The other night after the kids were tucked in bed, Adam and I sat on the couch drinking wine and chatting about the day, with Brian Williams in the background giving us the news. Then this story came on and we stopped talking. It’s about Hunter Gandee, a fourteen year old boy who carried his younger brother Braden, who has cerebral palsy, on his back for 40 miles to raise awareness for the disease. By the end of the three minute clip, I was crying. (By the way, sometimes Brian Williams makes me laugh.)
No one wants their child to have cerebral palsy. I wonder what the Gandees thought when they first learned about Braden’s condition and how they dealt with the why question. I wonder how they felt about all the extra attention they gave their needy baby, and if they worried their other three kids might feel neglected. I wonder if those early months seemed dark and overwhelming.
But when we look at the Gandee family now—and it seems like plenty of people are—we see extraordinary compassion and courage. We see a brave little boy who is coping well with a tough disease and a loyal teenager with more maturity than many adults. Maybe they would have been a remarkable family without cerebral palsy. But it seems like their experience with CP at least played a part in forming their identity.
I haven’t thought much about Isaac’s hand lately. His difference is not like cerebral palsy. At the moment, it hardly affects him at all, and we’ve had the luxury of forgetting about it. Isaac is a smiley little guy who loves sitting in his bumbo, watching the big kids make silly faces at him or splash each other in the baby pool. It’s summertime, so we’re busy riding bikes and drawing with chalk and getting sweaty in the Florida heat.
But then last week Sky pointed out Isaac’s hand for the first time. “Mommy!” she said suddenly. “I’ve noticed Isaac has little fingers on this hand,” she said, holding it up to me. “My middle finger is my longest, but for Isaac it’s the smallest,” she went on. “I’ve also noticed he has ear wax!” she added in an equally excited voice. I took a deep breath, but before I could gather up the words I wanted to say, she was off and running again.
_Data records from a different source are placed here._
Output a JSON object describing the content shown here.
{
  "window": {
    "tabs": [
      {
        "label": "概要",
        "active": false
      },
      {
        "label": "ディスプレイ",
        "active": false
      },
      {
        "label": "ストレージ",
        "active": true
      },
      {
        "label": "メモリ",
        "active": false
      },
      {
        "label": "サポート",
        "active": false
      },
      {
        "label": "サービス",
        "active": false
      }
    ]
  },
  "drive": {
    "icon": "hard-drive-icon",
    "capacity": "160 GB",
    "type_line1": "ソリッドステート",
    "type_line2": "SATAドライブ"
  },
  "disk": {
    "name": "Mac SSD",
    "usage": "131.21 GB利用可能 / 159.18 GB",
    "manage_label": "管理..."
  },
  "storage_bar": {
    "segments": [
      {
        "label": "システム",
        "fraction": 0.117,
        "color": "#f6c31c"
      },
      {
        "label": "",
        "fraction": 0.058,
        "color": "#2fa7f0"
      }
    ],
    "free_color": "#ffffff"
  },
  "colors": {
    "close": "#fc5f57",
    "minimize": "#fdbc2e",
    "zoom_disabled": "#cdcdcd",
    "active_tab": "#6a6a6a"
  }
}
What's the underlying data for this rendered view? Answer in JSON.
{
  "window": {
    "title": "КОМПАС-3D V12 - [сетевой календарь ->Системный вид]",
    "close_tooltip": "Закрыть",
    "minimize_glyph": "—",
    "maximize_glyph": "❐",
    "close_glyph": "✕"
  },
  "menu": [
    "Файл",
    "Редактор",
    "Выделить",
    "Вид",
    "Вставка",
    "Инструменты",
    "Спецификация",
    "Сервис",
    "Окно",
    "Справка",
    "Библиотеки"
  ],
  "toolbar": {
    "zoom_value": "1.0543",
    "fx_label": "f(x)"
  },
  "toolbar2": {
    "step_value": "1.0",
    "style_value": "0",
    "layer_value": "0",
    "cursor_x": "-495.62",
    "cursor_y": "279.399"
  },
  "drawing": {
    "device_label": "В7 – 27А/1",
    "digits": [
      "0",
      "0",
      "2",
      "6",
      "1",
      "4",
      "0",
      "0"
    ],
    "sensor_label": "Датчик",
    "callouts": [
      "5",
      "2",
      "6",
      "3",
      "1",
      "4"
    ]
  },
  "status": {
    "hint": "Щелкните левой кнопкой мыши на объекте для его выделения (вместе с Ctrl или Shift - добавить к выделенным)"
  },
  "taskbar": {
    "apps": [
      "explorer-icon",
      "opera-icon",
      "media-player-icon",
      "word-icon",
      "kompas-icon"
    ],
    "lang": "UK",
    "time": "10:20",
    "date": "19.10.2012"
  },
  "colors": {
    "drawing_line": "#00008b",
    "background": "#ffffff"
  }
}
A couple months ago Adam and I both felt like we were fixating on Isaac’s hand and worrying too much about his future. We made a conscious decision to stop stressing over it and just enjoy our happy baby, and what a relief that’s been. But now, God is quietly, gently drawing our minds back to Isaac’s hand. We have appointments with several specialists lined up for this month and we know it’s time to give it our full attention again. It’s intimidating to think about hospitals and x-rays and doctors. Seeing Isaac stretched and measured under bright lights will make his difference real again. But I’m thankful for God’s reminder to us—in his perfect timing as always—that sometimes what’s hardest for our kids just might shape their character in the best possible way.